But what happens when you crash and go off for a month with a broken arm?
 
Good morning,

I would run a mile from this;

Once you take the hype out it seems to be a clever way of marketing loans, it may not have started out that way but that seems to be how it has ended up.

The bike is bought on finance but you don't get to choose who offers the loan and who you buy the bike off. You have to use a tied retailer who will get "we will pay you the majority of the margin (based on full RRP) that you would have earned selling the bike yourself"

The Organisations T&Cs link points to a non exitsant page at the time of this post.
https://www.free2cycle.systems/spon...3.1199422152.1553323220-1479807647.1553323220
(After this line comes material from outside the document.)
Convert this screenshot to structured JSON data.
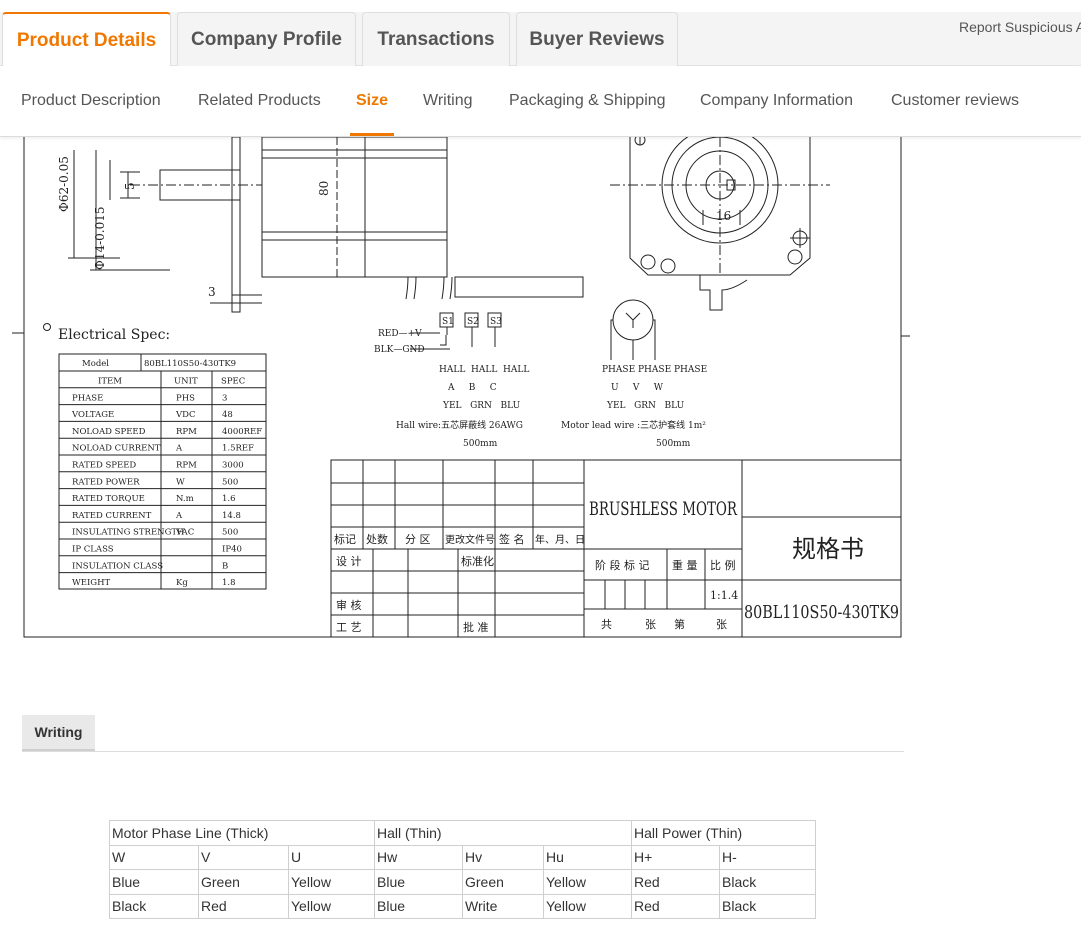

The Organisation (employer) seems to be obligated to pay 20p per mile, that's a lot. As the T&Cs aren't available for the Organisation it is not clear how long they have to pay this, for example after the loan is paid off.

I would be concerned about this being a taxable benefit, the site says that they have expert opinions that say it is not but I couldn't find one from HMRC. In general commuting to a from the normal place of work is not eligible for expenses reimbursement, but this seems to be that.

The price of the bike is RRP, it does seem that brands like Specialized have a price fixing agreement for current model year bikes, but it is less clear if dealers are willing to discount this by offering accessories at a good price. So you wont be able to get last year's model.

You have to use a mobile phone tracker app, sounds like an excuse for you having to pay part of the monthly loan as your phone battery was flat, the app had issues or you just forgot it.

I wont ask what happens when you change employer as that seems to be discretely forgotten in the main site body.

Having thought about it further it appears that you are not buying the bike from the supplying shop, they are just a collection point so they would not have any warranty obligations.

Bye

Ian
 
Last edited:

SkipdiverJohn

Deplorable Brexiteer
Location
London
I would run a mile from this;

The Organisation (employer) seems to be obligated to pay 20p per mile, that's a lot.
I reckon the running costs of my good bikes (the ones I have actually spent money buying new tyres and tubes for), are less than 2p per mile over the expected lifespan of the wearing components.
The hack bikes that I run on whatever stuff I can find laying around, probably cost somewhere between nil and 1p per mile.
 
OP
cyberknight

cyberknight

As long as I breathe, I attack.
Cheers all , i suspected as much .
Its a moot point anyway as my work has been doing c2w for years so i doubt they would change .
With regards free and cheap bikes my current commuter cost me£32 to make and most of that was the cost of the LBS getting th seized BB out .
 

Bazzer

Setting the controls for the heart of the sun.
Good morning,

.......
The Organisation (employer) seems to be obligated to pay 20p per mile, that's a lot. As the T&Cs aren't available for the Organisation it is not clear how long they have to pay this, for example after the loan is paid off.

I would be concerned about this being a taxable benefit, the site says that they have expert opinions that say it is not but I couldn't find one from HMRC. In general commuting to a from the normal place of work is not eligible for expenses reimbursement, but this seems to be that.

.......
Ian

20p per mile is the HMRC approved mileage allowance for cycles. However, the mileage allowance is for business journeys only. As a broad rule, travel to and from your place of work does not qualify as a business journey, because it is merely putting you in a position to undertake the work. Once you are at work, that is a different matter.
If anyone is tempted by this I would be inclined to get confirmation in writing of how and how far they are prepared to support you, in the case of a challenge by HMRC.
 
Top Bottom